Category Archives: Teaching

For the teachers

Don’t give up the fight, teachers.  It’s not just in Wisconsin that they’re coming for public workers like you.  Are you going to lie there and take it?

Many of you have lost your jobs at Montbello because of this hostile takeover.  Here are the numbers:

  • 2 out of 4 counselors
  • 6 out of 14 English teachers
  • 10 out of 19 math teachers
  • BOTH music teachers
  • 3 out of 5 P.E. teachers
  • 4 out of 10 science teachers
  • 5 out of 11 social studies teachers
  • 4 out of 10 special education teachers
  • 1 student advisor out of 2
  • 3 out of 5 world languages teachers

Are you gonna stand by and take it?  Click the “Hold Nate Accountable” button to the right, now.  Get involved.

AFT president on the truth about tenure

Randi Weingarten is the president of the American Federation of Teachers, one of the two teacher’s unions (the NEA is the other).  Here in Denver, the lion’s share of unionized teachers belong to the NEA (DCTA is the local affiliate).

This video is a great, easy-to-understand piece of information about what “tenure” really is, what good evaluation systems should do, and the overall state of the teaching profession in America.

Let’s get one fact straight, though.  “Tenure” is what university professors get as a result of publishing works and other value they bring to a higher education institution.  This is not the same as a union contract that basically provides due process and the rights to fair hearings before termination, etc.  K-12 teachers that are members of a union receive these basic workplace protections.  They do not receive immunity from firing, and in Denver, teachers can be terminated in as little as 90 days.  Their DCTA contract spells out the process for documenting deficiency, as well as a grievance process.

Anyway, here’s the video. Watch, then discuss in the comments section.

A Veteran’s Day story

This has been circulating around the Internet today, and it’s so nice, we thought we’d share it.

Happy Veteran's Day!
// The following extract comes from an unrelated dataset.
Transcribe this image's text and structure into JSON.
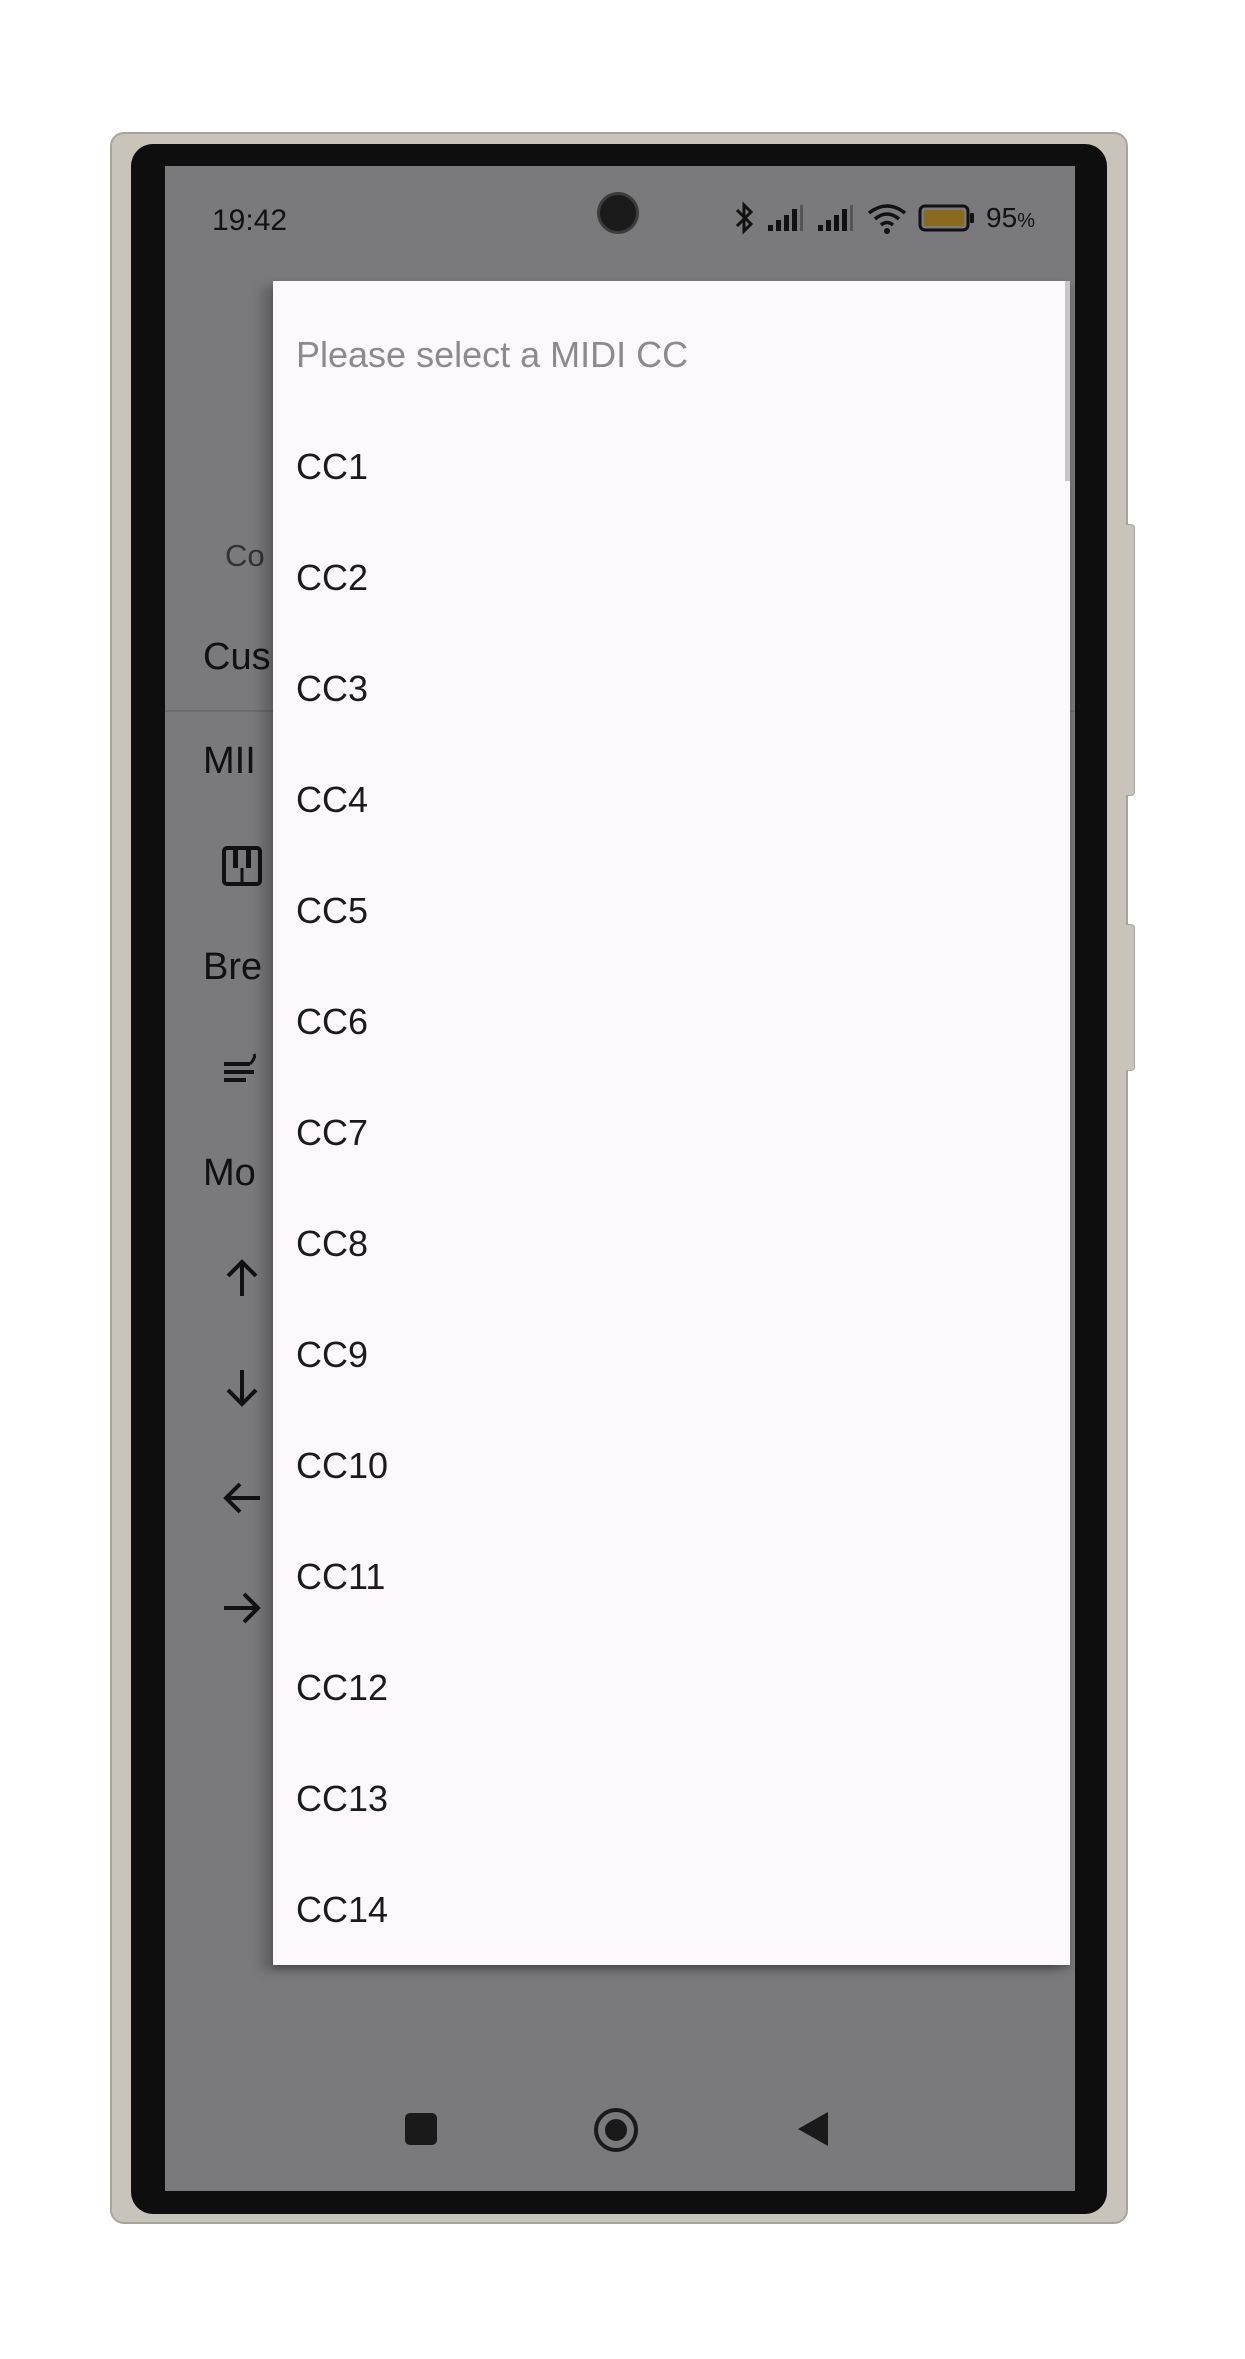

Back in September, on the first day of school, Martha Cothren, a social studies school teacher at Robinson High School did something not to be forgotten. On the first day of school, with the permission of the school superintendent, the principal and the building  supervisor, she removed all of the desks out of her classroom. When the first period kids entered the room they discovered that there were no desks. ‘Ms. Cothren, where’re our desks?’  She replied, ‘You can’t have a desk until you tell me how you earn the  right to sit at a desk. They thought, ‘Well, maybe it’s our grades. ‘No,’ she said.  ‘Maybe it’s our behavior.’  She told them, ‘No, it’s not even your behavior.’

And so they came and went, the first period, second period, third period. Still no desks in the classroom. By early afternoon television news crews had started gathering in Ms.Cothren’s classroom to report about this crazy teacher who had taken all the desks out of her room. The final period of the day came and as the puzzled students found seats on the floor of the deskless classroom, Martha Cothren said,  ‘Throughout the day no one has been able to tell me just what he/she has done to earn the right to sit at the desks that are ordinarily found in this classroom. Now I am going to tell you.’
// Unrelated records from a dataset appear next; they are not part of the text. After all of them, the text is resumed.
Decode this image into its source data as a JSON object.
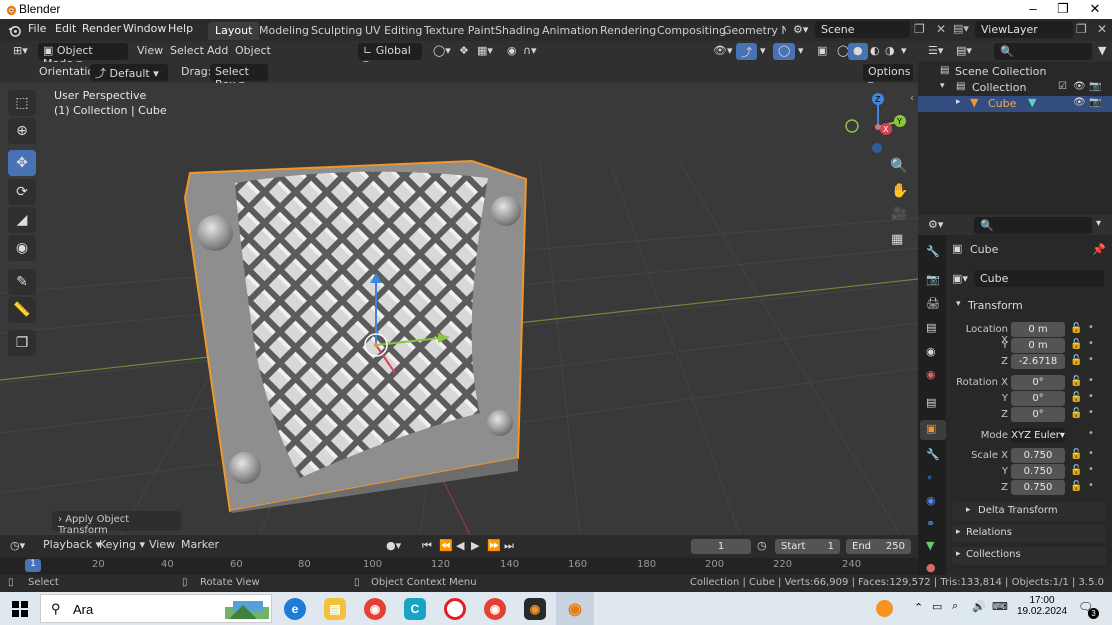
{
  "window": {
    "title": "Blender"
  },
  "menu": {
    "items": [
      "File",
      "Edit",
      "Render",
      "Window",
      "Help"
    ]
  },
  "workspaces": {
    "tabs": [
      "Layout",
      "Modeling",
      "Sculpting",
      "UV Editing",
      "Texture Paint",
      "Shading",
      "Animation",
      "Rendering",
      "Compositing",
      "Geometry Noc"
    ],
    "active": "Layout"
  },
  "scene": {
    "label": "Scene",
    "view_layer": "ViewLayer"
  },
  "viewport_header": {
    "mode": "Object Mode",
    "menus": [
      "View",
      "Select",
      "Add",
      "Object"
    ],
    "transform_orientation": "Global",
    "orientation_label": "Orientation:",
    "orientation_value": "Default",
    "drag_label": "Drag:",
    "drag_value": "Select Box",
    "options_label": "Options"
  },
  "viewport": {
    "perspective_label": "User Perspective",
    "collection_label": "(1) Collection | Cube",
    "gizmo_axes": [
      "X",
      "Y",
      "Z"
    ],
    "operator_panel": "Apply Object Transform"
  },
  "outliner": {
    "root": "Scene Collection",
    "collection": "Collection",
    "object": "Cube"
  },
  "properties": {
    "object_name": "Cube",
    "data_name": "Cube",
    "transform_header": "Transform",
    "location": {
      "label_x": "Location X",
      "x": "0 m",
      "y": "0 m",
      "z": "-2.6718"
    },
    "rotation": {
      "label_x": "Rotation X",
      "x": "0°",
      "y": "0°",
      "z": "0°"
    },
    "mode_label": "Mode",
    "mode_value": "XYZ Euler",
    "scale": {
      "label_x": "Scale X",
      "x": "0.750",
      "y": "0.750",
      "z": "0.750"
    },
    "axis_labels": {
      "y": "Y",
      "z": "Z"
    },
    "delta_transform": "Delta Transform",
    "relations": "Relations",
    "collections": "Collections"
  },
  "timeline": {
    "menus": [
      "Playback",
      "Keying",
      "View",
      "Marker"
    ],
    "current_frame": "1",
    "start_label": "Start",
    "start": "1",
    "end_label": "End",
    "end": "250",
    "ruler": [
      "1",
      "20",
      "40",
      "60",
      "80",
      "100",
      "120",
      "140",
      "160",
      "180",
      "200",
      "220",
      "240"
    ]
  },
  "statusbar": {
    "select": "Select",
    "rotate": "Rotate View",
    "context_menu": "Object Context Menu",
    "stats": "Collection | Cube | Verts:66,909 | Faces:129,572 | Tris:133,814 | Objects:1/1 | 3.5.0"
  },
  "taskbar": {
    "search_label": "Ara",
    "time": "17:00",
    "date": "19.02.2024",
    "notification_count": "3"
  },
  "colors": {
    "accent": "#4772b3",
    "selected_outline": "#f0962d",
    "x_axis": "#d8404f",
    "y_axis": "#8ac642",
    "z_axis": "#3f86e0"
  }
}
At this point, Martha Cothren went over to the door of her classroom and opened it. Twenty-seven (27) War Veterans, all in uniforms, walked into that classroom, each one carrying a school desk. The Vets began placing the school desks in rows, and then they would walk over and stand alongside the wall….. By the time the last soldier had set the final desk in place those kids started to understand, perhaps for the first time in their lives, just how the right to sit at those desks had been earned…. Martha said, ‘You didn’t earn the right to sit at these desks. These heroes did it for you. They placed the desks here for you. Now, it’s  up to you to sit in them. It is your responsibility to learn, to be good students, to be good citizens. They paid the price so that you could have the freedom to get an education. Don’t ever forget it.’
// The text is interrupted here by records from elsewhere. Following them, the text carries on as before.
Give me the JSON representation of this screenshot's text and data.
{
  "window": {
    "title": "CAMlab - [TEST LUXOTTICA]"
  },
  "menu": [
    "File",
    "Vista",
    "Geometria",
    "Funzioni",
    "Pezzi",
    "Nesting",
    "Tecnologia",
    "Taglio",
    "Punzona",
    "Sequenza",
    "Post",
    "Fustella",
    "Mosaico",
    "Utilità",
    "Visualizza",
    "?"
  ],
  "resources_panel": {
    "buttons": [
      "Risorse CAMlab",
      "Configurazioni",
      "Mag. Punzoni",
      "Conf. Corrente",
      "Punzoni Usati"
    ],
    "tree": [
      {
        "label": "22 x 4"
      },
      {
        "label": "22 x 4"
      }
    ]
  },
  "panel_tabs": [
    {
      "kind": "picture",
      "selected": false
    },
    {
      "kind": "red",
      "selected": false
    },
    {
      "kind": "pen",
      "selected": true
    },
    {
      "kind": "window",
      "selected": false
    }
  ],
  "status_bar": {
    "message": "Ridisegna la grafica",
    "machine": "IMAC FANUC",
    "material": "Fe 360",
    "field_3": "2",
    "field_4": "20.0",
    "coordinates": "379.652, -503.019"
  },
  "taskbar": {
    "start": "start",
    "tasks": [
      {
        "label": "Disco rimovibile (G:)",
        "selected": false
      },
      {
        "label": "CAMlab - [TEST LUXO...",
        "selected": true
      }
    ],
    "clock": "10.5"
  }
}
By the way, this is a true story.

Please consider passing this along so others won’t forget that the freedoms we have in this great country were earned by War Veterans.

You can’t fire your way to better teaching

We just listened to this radio documentary on national radio. The bottom line is you can’t fire your way to better teaching. Most teachers are satisfactory or above, but they can be much better through investing in their teaching through daily (non-punitive) coaching and collaboration. Also, poverty does matter, and so teacher experience.

Below is the link for the transcript.